Entries supplied section start

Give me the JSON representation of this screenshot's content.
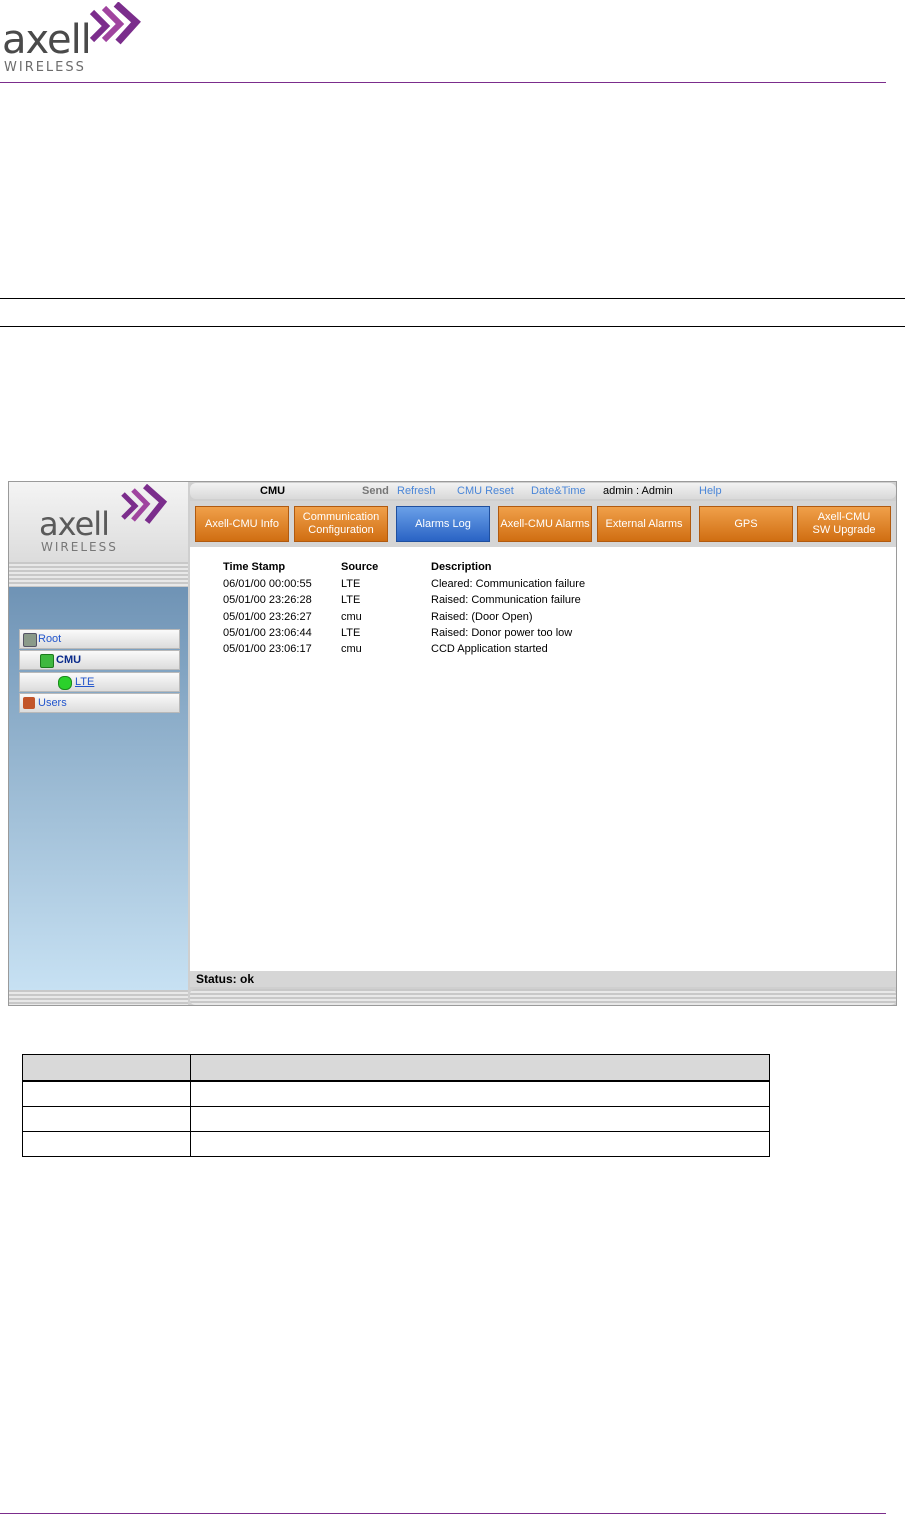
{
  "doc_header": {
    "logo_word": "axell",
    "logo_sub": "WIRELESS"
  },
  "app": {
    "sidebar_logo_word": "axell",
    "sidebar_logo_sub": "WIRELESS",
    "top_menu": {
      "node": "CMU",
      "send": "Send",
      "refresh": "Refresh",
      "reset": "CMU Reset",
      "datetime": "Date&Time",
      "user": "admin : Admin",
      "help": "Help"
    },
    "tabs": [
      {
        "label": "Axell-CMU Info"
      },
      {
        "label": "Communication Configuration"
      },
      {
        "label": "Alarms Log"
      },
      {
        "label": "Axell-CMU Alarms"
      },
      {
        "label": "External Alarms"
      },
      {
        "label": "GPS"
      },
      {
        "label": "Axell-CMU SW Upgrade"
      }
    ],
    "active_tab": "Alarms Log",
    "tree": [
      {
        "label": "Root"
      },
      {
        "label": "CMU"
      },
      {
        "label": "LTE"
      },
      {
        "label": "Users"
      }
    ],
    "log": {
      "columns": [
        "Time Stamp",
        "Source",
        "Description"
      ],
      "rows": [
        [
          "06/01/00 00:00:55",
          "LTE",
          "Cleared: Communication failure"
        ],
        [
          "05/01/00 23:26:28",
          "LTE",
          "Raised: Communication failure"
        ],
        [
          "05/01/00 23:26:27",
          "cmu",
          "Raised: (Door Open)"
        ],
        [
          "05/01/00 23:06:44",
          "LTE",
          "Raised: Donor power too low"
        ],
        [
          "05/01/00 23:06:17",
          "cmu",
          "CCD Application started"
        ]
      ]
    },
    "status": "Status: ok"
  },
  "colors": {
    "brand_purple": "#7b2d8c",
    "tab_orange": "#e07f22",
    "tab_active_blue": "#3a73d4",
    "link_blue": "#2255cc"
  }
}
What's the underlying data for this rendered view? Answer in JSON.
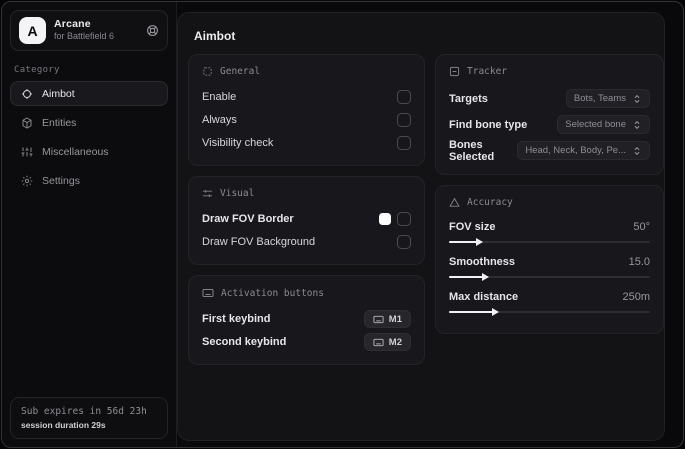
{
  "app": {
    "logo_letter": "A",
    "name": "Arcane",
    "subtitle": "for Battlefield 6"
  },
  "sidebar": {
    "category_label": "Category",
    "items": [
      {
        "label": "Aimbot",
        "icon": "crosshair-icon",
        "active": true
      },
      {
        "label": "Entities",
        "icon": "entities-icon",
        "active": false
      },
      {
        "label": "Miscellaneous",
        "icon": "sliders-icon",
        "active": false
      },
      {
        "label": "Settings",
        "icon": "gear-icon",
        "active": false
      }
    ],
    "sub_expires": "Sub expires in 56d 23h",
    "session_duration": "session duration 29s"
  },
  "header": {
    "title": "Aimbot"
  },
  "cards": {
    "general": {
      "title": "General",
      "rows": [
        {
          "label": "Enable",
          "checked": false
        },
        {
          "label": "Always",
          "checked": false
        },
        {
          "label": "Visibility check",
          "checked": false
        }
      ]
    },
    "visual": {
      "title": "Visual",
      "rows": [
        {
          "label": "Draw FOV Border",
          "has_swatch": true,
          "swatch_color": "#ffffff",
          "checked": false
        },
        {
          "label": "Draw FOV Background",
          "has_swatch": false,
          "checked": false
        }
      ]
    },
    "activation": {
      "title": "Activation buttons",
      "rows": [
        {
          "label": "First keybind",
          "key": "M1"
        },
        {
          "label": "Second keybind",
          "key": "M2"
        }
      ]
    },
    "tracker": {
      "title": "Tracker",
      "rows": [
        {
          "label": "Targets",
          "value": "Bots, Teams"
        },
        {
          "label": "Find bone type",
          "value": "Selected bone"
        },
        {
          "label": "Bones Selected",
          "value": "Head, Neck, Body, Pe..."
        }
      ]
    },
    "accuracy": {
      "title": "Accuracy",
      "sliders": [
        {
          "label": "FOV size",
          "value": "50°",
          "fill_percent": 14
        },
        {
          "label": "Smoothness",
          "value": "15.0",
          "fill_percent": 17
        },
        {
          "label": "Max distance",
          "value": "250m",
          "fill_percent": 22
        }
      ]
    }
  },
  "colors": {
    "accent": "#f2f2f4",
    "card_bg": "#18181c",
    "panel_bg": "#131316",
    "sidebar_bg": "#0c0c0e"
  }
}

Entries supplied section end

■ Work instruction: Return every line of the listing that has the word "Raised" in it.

■ Response area:
          "Raised: Communication failure"
          "Raised: (Door Open)"
          "Raised: Donor power too low"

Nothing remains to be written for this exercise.